This month, we’ll take a look at network embeddedness, or the degree to which we are enmeshed in social circles. Embedded networks play a critical role in determining the ideas, opportunities, and social connections we have access to. Being connected and “present in the moment” is the first step in deliberately shaping our network connections. A deeper understanding of betweenness centrality, intellectual (or technological) distance, and homophily will help us find the “goldilocks” zone of network embeddedness.
A Three Course Meal:
The Strength of Weak Ties
Granovetter, M. S. (1973). The strength of weak ties. American journal of sociology, 1360-1380.
Gilsing, V., Nooteboom, B., Vanhaverbeke, W., Duysters, G., & van den Oord, A.(2008). Network embeddedness and the exploration of novel technologies: Technological distance, betweenness centrality and density. Research Policy, 37(10), 1717-1731.

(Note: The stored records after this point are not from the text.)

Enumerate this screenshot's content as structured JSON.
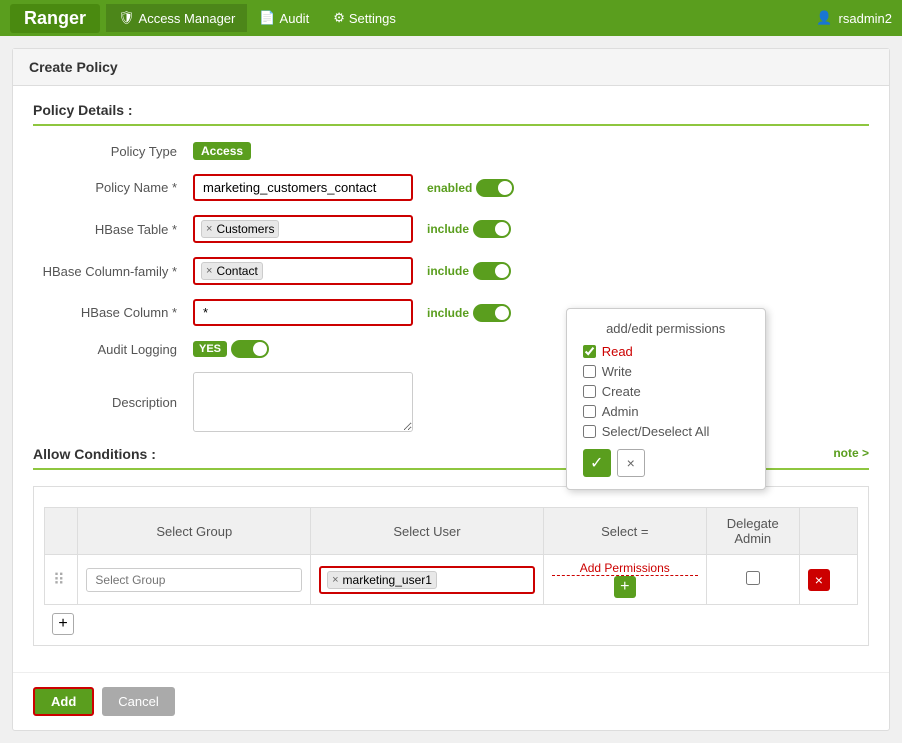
{
  "nav": {
    "brand": "Ranger",
    "items": [
      {
        "label": "Access Manager",
        "icon": "shield",
        "active": true
      },
      {
        "label": "Audit",
        "icon": "file"
      },
      {
        "label": "Settings",
        "icon": "gear"
      }
    ],
    "user": "rsadmin2",
    "user_icon": "user"
  },
  "page": {
    "title": "Create Policy"
  },
  "policy_details": {
    "section_label": "Policy Details :",
    "policy_type_label": "Policy Type",
    "policy_type_value": "Access",
    "policy_name_label": "Policy Name",
    "policy_name_required": true,
    "policy_name_value": "marketing_customers_contact",
    "policy_name_toggle_label": "enabled",
    "hbase_table_label": "HBase Table",
    "hbase_table_required": true,
    "hbase_table_tag": "Customers",
    "hbase_table_toggle_label": "include",
    "hbase_column_family_label": "HBase Column-family",
    "hbase_column_family_required": true,
    "hbase_column_family_tag": "Contact",
    "hbase_column_family_toggle_label": "include",
    "hbase_column_label": "HBase Column",
    "hbase_column_required": true,
    "hbase_column_value": "*",
    "hbase_column_toggle_label": "include",
    "audit_logging_label": "Audit Logging",
    "audit_logging_value": "YES",
    "description_label": "Description",
    "description_placeholder": ""
  },
  "allow_conditions": {
    "section_label": "Allow Conditions :",
    "note_link": "note >",
    "table": {
      "headers": {
        "select_group": "Select Group",
        "select_user": "Select User",
        "permissions": "Select =",
        "delegate_admin": "Delegate Admin"
      },
      "rows": [
        {
          "select_group_placeholder": "Select Group",
          "select_user_tag": "marketing_user1",
          "permissions_link": "Add Permissions",
          "permissions_icon": "+",
          "delegate_checked": false,
          "delete_icon": "×"
        }
      ],
      "add_row_icon": "+"
    }
  },
  "permissions_popup": {
    "title": "add/edit permissions",
    "options": [
      {
        "label": "Read",
        "checked": true
      },
      {
        "label": "Write",
        "checked": false
      },
      {
        "label": "Create",
        "checked": false
      },
      {
        "label": "Admin",
        "checked": false
      },
      {
        "label": "Select/Deselect All",
        "checked": false
      }
    ],
    "ok_icon": "✓",
    "cancel_icon": "×"
  },
  "buttons": {
    "add_label": "Add",
    "cancel_label": "Cancel"
  }
}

(Need access to the JSTOR for this one, can read the abstract otherwise)
Cohen, W., and Levinthal, D. (1990). Absorptive capacity: A new perspective on learning and innovation. Administrative Science Quarterly, 35(1, Special Issue: Technology, Organizations, and Innovation), 128-152.
About Dave Biesinger:

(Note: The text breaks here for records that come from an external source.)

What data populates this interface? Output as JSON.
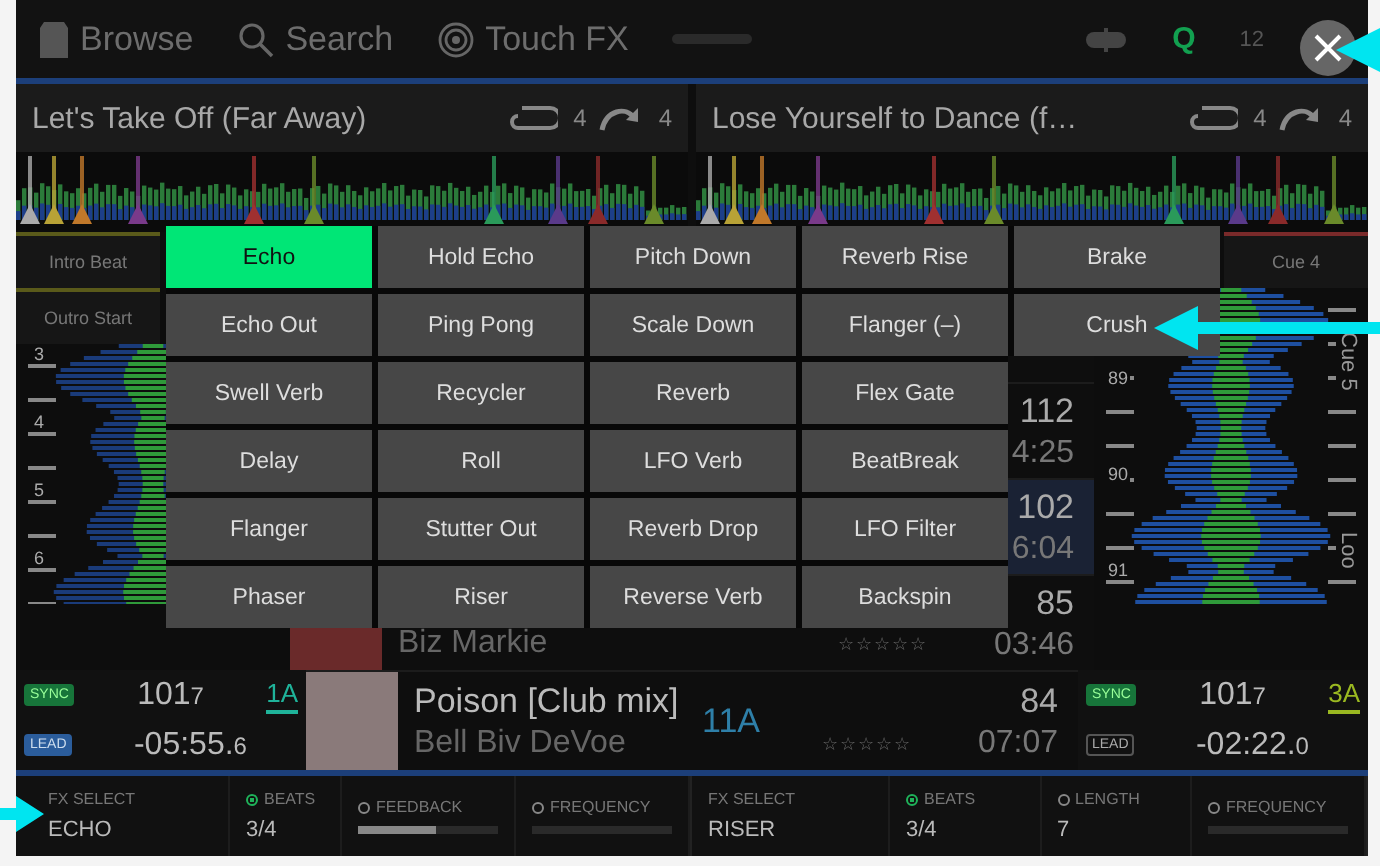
{
  "topbar": {
    "items": [
      {
        "kind": "browse",
        "label": "Browse"
      },
      {
        "kind": "search",
        "label": "Search"
      },
      {
        "kind": "touchfx",
        "label": "Touch FX"
      }
    ],
    "quantize": "Q",
    "clock": "12"
  },
  "decks": [
    {
      "title": "Let's Take Off (Far Away)",
      "loop": "4",
      "jump": "4",
      "cues": [
        "Intro Beat",
        "Outro Start"
      ],
      "beats": [
        "3",
        "4",
        "5",
        "6"
      ],
      "sync": "SYNC",
      "lead": "LEAD",
      "lead_on": true,
      "bpm": "101",
      "bpm_fraction": "7",
      "key": {
        "text": "1A",
        "color": "#1fb39a"
      },
      "time": "-05:55.",
      "time_fraction": "6"
    },
    {
      "title": "Lose Yourself to Dance (f…",
      "loop": "4",
      "jump": "4",
      "cues": [
        "Cue 4"
      ],
      "beats": [
        "89",
        "90",
        "91"
      ],
      "side_labels": [
        "Cue 5",
        "Loo"
      ],
      "sync": "SYNC",
      "lead": "LEAD",
      "lead_on": false,
      "bpm": "101",
      "bpm_fraction": "7",
      "key": {
        "text": "3A",
        "color": "#9ab821"
      },
      "time": "-02:22.",
      "time_fraction": "0"
    }
  ],
  "library": {
    "rows": [
      {
        "bpm": "112",
        "time": "4:25",
        "selected": false
      },
      {
        "bpm": "102",
        "time": "6:04",
        "selected": true
      },
      {
        "artist": "Biz Markie",
        "bpm": "85",
        "time": "03:46",
        "stars": 0,
        "selected": false
      },
      {
        "title": "Poison [Club mix]",
        "artist": "Bell Biv DeVoe",
        "key": "11A",
        "bpm": "84",
        "time": "07:07",
        "stars": 0,
        "selected": false
      }
    ]
  },
  "fx_menu": {
    "rows": [
      [
        {
          "label": "Echo",
          "selected": true
        },
        {
          "label": "Hold Echo",
          "selected": false
        },
        {
          "label": "Pitch Down",
          "selected": false
        },
        {
          "label": "Reverb Rise",
          "selected": false
        },
        {
          "label": "Brake",
          "selected": false
        }
      ],
      [
        {
          "label": "Echo Out",
          "selected": false
        },
        {
          "label": "Ping Pong",
          "selected": false
        },
        {
          "label": "Scale Down",
          "selected": false
        },
        {
          "label": "Flanger (–)",
          "selected": false
        },
        {
          "label": "Crush",
          "selected": false
        }
      ],
      [
        {
          "label": "Swell Verb",
          "selected": false
        },
        {
          "label": "Recycler",
          "selected": false
        },
        {
          "label": "Reverb",
          "selected": false
        },
        {
          "label": "Flex Gate",
          "selected": false
        }
      ],
      [
        {
          "label": "Delay",
          "selected": false
        },
        {
          "label": "Roll",
          "selected": false
        },
        {
          "label": "LFO Verb",
          "selected": false
        },
        {
          "label": "BeatBreak",
          "selected": false
        }
      ],
      [
        {
          "label": "Flanger",
          "selected": false
        },
        {
          "label": "Stutter Out",
          "selected": false
        },
        {
          "label": "Reverb Drop",
          "selected": false
        },
        {
          "label": "LFO Filter",
          "selected": false
        }
      ],
      [
        {
          "label": "Phaser",
          "selected": false
        },
        {
          "label": "Riser",
          "selected": false
        },
        {
          "label": "Reverse Verb",
          "selected": false
        },
        {
          "label": "Backspin",
          "selected": false
        }
      ]
    ]
  },
  "fx_units": [
    {
      "select_label": "FX SELECT",
      "effect": "ECHO",
      "params": [
        {
          "kind": "value",
          "label": "BEATS",
          "selected": true,
          "value": "3/4"
        },
        {
          "kind": "slider",
          "label": "FEEDBACK",
          "selected": false,
          "level": 0.55
        },
        {
          "kind": "slider",
          "label": "FREQUENCY",
          "selected": false,
          "level": 0
        }
      ]
    },
    {
      "select_label": "FX SELECT",
      "effect": "RISER",
      "params": [
        {
          "kind": "value",
          "label": "BEATS",
          "selected": true,
          "value": "3/4"
        },
        {
          "kind": "value",
          "label": "LENGTH",
          "selected": false,
          "value": "7"
        },
        {
          "kind": "slider",
          "label": "FREQUENCY",
          "selected": false,
          "level": 0
        }
      ]
    }
  ]
}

Dave is a manager of community relations for The Church of Jesus Christ of Latter-day Saints, where he researches, develops, and implements relationship building approaches for key community audiences. He is also a former partner and Executive Producer of DNA Films, an advertising and communications firm that designed and produced campaigns for clients like Walmart and Alaskan Airlines. Dave is currently a graduate student in USC Annenberg’s Master of Communication Management program.